● **ACTIVITY**
Filter the entries that follow, copying every line in which the word "page" appears.

Dataset rows for apps and sites:
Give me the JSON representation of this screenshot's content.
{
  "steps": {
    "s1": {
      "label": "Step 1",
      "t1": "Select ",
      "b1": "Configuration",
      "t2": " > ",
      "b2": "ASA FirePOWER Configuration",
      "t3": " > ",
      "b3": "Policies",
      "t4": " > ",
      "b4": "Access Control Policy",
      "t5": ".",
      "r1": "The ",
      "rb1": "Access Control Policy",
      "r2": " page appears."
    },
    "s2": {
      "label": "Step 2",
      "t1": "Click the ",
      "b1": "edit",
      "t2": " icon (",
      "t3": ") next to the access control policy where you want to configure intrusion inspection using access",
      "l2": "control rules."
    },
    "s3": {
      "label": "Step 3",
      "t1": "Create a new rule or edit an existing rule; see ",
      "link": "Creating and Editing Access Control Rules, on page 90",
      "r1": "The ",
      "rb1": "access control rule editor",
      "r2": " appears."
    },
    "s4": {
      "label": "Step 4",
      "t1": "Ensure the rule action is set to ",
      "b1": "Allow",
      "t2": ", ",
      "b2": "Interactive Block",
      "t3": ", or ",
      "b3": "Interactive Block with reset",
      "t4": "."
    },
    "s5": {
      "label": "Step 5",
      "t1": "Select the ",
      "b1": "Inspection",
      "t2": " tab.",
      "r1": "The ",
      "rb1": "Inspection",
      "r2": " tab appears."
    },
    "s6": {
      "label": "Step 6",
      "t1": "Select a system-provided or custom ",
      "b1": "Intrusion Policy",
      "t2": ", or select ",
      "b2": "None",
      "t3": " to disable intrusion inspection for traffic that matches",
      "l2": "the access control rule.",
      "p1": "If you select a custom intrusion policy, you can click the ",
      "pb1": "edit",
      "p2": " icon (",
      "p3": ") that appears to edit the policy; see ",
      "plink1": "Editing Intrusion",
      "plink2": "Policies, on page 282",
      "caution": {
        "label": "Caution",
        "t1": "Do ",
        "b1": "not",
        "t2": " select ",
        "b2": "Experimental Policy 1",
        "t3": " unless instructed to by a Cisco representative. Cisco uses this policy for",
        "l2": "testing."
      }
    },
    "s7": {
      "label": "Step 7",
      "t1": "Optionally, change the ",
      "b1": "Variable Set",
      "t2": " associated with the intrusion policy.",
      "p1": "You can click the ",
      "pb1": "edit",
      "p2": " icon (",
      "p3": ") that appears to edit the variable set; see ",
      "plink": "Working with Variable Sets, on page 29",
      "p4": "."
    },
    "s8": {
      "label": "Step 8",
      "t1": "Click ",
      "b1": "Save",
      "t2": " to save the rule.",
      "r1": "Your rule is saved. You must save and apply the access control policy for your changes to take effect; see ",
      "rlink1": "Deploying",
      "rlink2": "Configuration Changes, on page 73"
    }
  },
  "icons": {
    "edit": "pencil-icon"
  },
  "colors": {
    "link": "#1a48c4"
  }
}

● **ANSWER SECTION**
      "r2": " page appears."
      "link": "Creating and Editing Access Control Rules, on page 90",
      "plink2": "Policies, on page 282",
      "plink": "Working with Variable Sets, on page 29",
      "rlink2": "Configuration Changes, on page 73"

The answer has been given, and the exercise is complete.